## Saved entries
※ ※ ※

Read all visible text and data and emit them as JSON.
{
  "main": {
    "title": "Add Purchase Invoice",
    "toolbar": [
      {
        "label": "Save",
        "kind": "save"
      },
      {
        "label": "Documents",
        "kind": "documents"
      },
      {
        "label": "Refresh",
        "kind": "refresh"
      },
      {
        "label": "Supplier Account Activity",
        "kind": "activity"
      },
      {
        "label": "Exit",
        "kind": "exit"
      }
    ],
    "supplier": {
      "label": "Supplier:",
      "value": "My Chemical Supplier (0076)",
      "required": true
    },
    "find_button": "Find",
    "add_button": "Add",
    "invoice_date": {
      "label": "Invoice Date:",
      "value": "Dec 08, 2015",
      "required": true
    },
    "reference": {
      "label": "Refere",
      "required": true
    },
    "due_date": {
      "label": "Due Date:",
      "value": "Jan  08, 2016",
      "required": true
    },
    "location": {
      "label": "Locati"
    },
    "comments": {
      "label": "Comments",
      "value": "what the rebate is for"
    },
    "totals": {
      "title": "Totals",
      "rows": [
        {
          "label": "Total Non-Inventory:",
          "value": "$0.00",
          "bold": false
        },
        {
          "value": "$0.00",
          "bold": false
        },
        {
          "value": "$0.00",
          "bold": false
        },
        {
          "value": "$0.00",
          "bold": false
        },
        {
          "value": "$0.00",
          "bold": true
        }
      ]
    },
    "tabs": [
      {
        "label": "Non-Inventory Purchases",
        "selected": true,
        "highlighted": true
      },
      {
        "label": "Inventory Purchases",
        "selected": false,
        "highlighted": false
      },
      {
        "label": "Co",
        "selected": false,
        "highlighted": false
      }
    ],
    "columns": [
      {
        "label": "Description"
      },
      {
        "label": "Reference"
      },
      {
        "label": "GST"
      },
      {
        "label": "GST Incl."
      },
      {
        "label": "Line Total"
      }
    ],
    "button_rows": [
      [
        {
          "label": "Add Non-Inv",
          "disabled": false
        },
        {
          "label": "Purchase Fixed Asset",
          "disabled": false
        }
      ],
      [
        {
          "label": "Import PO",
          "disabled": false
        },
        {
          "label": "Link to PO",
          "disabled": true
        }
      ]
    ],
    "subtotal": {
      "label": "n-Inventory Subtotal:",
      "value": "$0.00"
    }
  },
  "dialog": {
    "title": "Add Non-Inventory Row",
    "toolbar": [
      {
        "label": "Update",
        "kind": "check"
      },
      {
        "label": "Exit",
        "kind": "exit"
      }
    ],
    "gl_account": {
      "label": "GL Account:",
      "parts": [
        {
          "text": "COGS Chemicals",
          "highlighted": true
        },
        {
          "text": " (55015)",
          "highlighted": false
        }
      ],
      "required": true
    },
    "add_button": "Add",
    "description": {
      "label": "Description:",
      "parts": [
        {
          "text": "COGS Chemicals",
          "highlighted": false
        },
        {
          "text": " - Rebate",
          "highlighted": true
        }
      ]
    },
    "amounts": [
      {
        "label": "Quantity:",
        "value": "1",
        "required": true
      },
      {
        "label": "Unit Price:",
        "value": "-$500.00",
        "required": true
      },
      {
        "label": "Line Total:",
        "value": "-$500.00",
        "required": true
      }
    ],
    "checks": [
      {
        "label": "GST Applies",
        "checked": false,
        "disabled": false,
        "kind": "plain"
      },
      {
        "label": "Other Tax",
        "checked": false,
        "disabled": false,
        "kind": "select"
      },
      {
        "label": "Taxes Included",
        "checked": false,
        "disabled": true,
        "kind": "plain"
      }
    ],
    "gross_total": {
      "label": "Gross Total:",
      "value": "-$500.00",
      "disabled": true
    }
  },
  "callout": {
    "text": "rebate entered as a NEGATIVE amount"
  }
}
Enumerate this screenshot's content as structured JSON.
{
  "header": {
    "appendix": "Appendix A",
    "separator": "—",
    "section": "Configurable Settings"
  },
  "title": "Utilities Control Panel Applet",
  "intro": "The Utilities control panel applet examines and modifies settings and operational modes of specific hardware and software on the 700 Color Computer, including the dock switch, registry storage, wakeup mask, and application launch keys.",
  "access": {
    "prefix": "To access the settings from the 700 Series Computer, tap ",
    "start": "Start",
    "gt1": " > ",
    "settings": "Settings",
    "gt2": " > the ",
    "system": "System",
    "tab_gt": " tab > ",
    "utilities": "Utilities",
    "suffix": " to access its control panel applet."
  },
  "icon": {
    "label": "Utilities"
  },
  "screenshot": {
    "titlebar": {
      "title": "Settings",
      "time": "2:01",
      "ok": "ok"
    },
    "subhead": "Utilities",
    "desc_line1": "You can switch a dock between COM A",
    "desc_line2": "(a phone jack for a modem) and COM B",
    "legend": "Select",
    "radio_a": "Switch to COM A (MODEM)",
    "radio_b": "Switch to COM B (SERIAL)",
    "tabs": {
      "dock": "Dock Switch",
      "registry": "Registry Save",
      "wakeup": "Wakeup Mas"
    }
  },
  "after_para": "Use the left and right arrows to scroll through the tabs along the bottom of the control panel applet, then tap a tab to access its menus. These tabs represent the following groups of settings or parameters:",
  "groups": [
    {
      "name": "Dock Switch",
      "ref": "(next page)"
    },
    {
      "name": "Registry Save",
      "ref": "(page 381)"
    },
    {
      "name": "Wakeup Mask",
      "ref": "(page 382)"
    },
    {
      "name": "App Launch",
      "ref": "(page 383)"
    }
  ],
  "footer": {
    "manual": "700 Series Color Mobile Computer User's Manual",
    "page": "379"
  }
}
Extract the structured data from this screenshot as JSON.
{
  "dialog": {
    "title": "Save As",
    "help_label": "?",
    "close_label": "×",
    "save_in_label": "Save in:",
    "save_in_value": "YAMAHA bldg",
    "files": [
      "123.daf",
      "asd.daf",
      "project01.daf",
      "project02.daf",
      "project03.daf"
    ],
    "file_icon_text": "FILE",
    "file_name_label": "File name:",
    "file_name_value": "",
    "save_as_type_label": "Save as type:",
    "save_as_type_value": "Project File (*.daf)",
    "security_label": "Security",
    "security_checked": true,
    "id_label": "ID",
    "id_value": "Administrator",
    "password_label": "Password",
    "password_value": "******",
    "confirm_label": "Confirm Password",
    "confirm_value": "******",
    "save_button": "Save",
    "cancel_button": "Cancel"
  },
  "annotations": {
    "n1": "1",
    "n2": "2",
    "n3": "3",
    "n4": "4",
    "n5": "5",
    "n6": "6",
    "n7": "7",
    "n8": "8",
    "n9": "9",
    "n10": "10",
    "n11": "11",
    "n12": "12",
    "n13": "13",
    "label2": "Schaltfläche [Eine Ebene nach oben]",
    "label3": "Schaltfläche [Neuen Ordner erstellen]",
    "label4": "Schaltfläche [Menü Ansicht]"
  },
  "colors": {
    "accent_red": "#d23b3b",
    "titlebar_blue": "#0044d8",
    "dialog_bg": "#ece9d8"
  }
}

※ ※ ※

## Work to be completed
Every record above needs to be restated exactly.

## Finished task
Read all visible text and data and emit them as JSON.
{
  "main": {
    "title": "Add Purchase Invoice",
    "toolbar": [
      {
        "label": "Save",
        "kind": "save"
      },
      {
        "label": "Documents",
        "kind": "documents"
      },
      {
        "label": "Refresh",
        "kind": "refresh"
      },
      {
        "label": "Supplier Account Activity",
        "kind": "activity"
      },
      {
        "label": "Exit",
        "kind": "exit"
      }
    ],
    "supplier": {
      "label": "Supplier:",
      "value": "My Chemical Supplier (0076)",
      "required": true
    },
    "find_button": "Find",
    "add_button": "Add",
    "invoice_date": {
      "label": "Invoice Date:",
      "value": "Dec 08, 2015",
      "required": true
    },
    "reference": {
      "label": "Refere",
      "required": true
    },
    "due_date": {
      "label": "Due Date:",
      "value": "Jan  08, 2016",
      "required": true
    },
    "location": {
      "label": "Locati"
    },
    "comments": {
      "label": "Comments",
      "value": "what the rebate is for"
    },
    "totals": {
      "title": "Totals",
      "rows": [
        {
          "label": "Total Non-Inventory:",
          "value": "$0.00",
          "bold": false
        },
        {
          "value": "$0.00",
          "bold": false
        },
        {
          "value": "$0.00",
          "bold": false
        },
        {
          "value": "$0.00",
          "bold": false
        },
        {
          "value": "$0.00",
          "bold": true
        }
      ]
    },
    "tabs": [
      {
        "label": "Non-Inventory Purchases",
        "selected": true,
        "highlighted": true
      },
      {
        "label": "Inventory Purchases",
        "selected": false,
        "highlighted": false
      },
      {
        "label": "Co",
        "selected": false,
        "highlighted": false
      }
    ],
    "columns": [
      {
        "label": "Description"
      },
      {
        "label": "Reference"
      },
      {
        "label": "GST"
      },
      {
        "label": "GST Incl."
      },
      {
        "label": "Line Total"
      }
    ],
    "button_rows": [
      [
        {
          "label": "Add Non-Inv",
          "disabled": false
        },
        {
          "label": "Purchase Fixed Asset",
          "disabled": false
        }
      ],
      [
        {
          "label": "Import PO",
          "disabled": false
        },
        {
          "label": "Link to PO",
          "disabled": true
        }
      ]
    ],
    "subtotal": {
      "label": "n-Inventory Subtotal:",
      "value": "$0.00"
    }
  },
  "dialog": {
    "title": "Add Non-Inventory Row",
    "toolbar": [
      {
        "label": "Update",
        "kind": "check"
      },
      {
        "label": "Exit",
        "kind": "exit"
      }
    ],
    "gl_account": {
      "label": "GL Account:",
      "parts": [
        {
          "text": "COGS Chemicals",
          "highlighted": true
        },
        {
          "text": " (55015)",
          "highlighted": false
        }
      ],
      "required": true
    },
    "add_button": "Add",
    "description": {
      "label": "Description:",
      "parts": [
        {
          "text": "COGS Chemicals",
          "highlighted": false
        },
        {
          "text": " - Rebate",
          "highlighted": true
        }
      ]
    },
    "amounts": [
      {
        "label": "Quantity:",
        "value": "1",
        "required": true
      },
      {
        "label": "Unit Price:",
        "value": "-$500.00",
        "required": true
      },
      {
        "label": "Line Total:",
        "value": "-$500.00",
        "required": true
      }
    ],
    "checks": [
      {
        "label": "GST Applies",
        "checked": false,
        "disabled": false,
        "kind": "plain"
      },
      {
        "label": "Other Tax",
        "checked": false,
        "disabled": false,
        "kind": "select"
      },
      {
        "label": "Taxes Included",
        "checked": false,
        "disabled": true,
        "kind": "plain"
      }
    ],
    "gross_total": {
      "label": "Gross Total:",
      "value": "-$500.00",
      "disabled": true
    }
  },
  "callout": {
    "text": "rebate entered as a NEGATIVE amount"
  }
}
Enumerate this screenshot's content as structured JSON.
{
  "header": {
    "appendix": "Appendix A",
    "separator": "—",
    "section": "Configurable Settings"
  },
  "title": "Utilities Control Panel Applet",
  "intro": "The Utilities control panel applet examines and modifies settings and operational modes of specific hardware and software on the 700 Color Computer, including the dock switch, registry storage, wakeup mask, and application launch keys.",
  "access": {
    "prefix": "To access the settings from the 700 Series Computer, tap ",
    "start": "Start",
    "gt1": " > ",
    "settings": "Settings",
    "gt2": " > the ",
    "system": "System",
    "tab_gt": " tab > ",
    "utilities": "Utilities",
    "suffix": " to access its control panel applet."
  },
  "icon": {
    "label": "Utilities"
  },
  "screenshot": {
    "titlebar": {
      "title": "Settings",
      "time": "2:01",
      "ok": "ok"
    },
    "subhead": "Utilities",
    "desc_line1": "You can switch a dock between COM A",
    "desc_line2": "(a phone jack for a modem) and COM B",
    "legend": "Select",
    "radio_a": "Switch to COM A (MODEM)",
    "radio_b": "Switch to COM B (SERIAL)",
    "tabs": {
      "dock": "Dock Switch",
      "registry": "Registry Save",
      "wakeup": "Wakeup Mas"
    }
  },
  "after_para": "Use the left and right arrows to scroll through the tabs along the bottom of the control panel applet, then tap a tab to access its menus. These tabs represent the following groups of settings or parameters:",
  "groups": [
    {
      "name": "Dock Switch",
      "ref": "(next page)"
    },
    {
      "name": "Registry Save",
      "ref": "(page 381)"
    },
    {
      "name": "Wakeup Mask",
      "ref": "(page 382)"
    },
    {
      "name": "App Launch",
      "ref": "(page 383)"
    }
  ],
  "footer": {
    "manual": "700 Series Color Mobile Computer User's Manual",
    "page": "379"
  }
}
Extract the structured data from this screenshot as JSON.
{
  "dialog": {
    "title": "Save As",
    "help_label": "?",
    "close_label": "×",
    "save_in_label": "Save in:",
    "save_in_value": "YAMAHA bldg",
    "files": [
      "123.daf",
      "asd.daf",
      "project01.daf",
      "project02.daf",
      "project03.daf"
    ],
    "file_icon_text": "FILE",
    "file_name_label": "File name:",
    "file_name_value": "",
    "save_as_type_label": "Save as type:",
    "save_as_type_value": "Project File (*.daf)",
    "security_label": "Security",
    "security_checked": true,
    "id_label": "ID",
    "id_value": "Administrator",
    "password_label": "Password",
    "password_value": "******",
    "confirm_label": "Confirm Password",
    "confirm_value": "******",
    "save_button": "Save",
    "cancel_button": "Cancel"
  },
  "annotations": {
    "n1": "1",
    "n2": "2",
    "n3": "3",
    "n4": "4",
    "n5": "5",
    "n6": "6",
    "n7": "7",
    "n8": "8",
    "n9": "9",
    "n10": "10",
    "n11": "11",
    "n12": "12",
    "n13": "13",
    "label2": "Schaltfläche [Eine Ebene nach oben]",
    "label3": "Schaltfläche [Neuen Ordner erstellen]",
    "label4": "Schaltfläche [Menü Ansicht]"
  },
  "colors": {
    "accent_red": "#d23b3b",
    "titlebar_blue": "#0044d8",
    "dialog_bg": "#ece9d8"
  }
}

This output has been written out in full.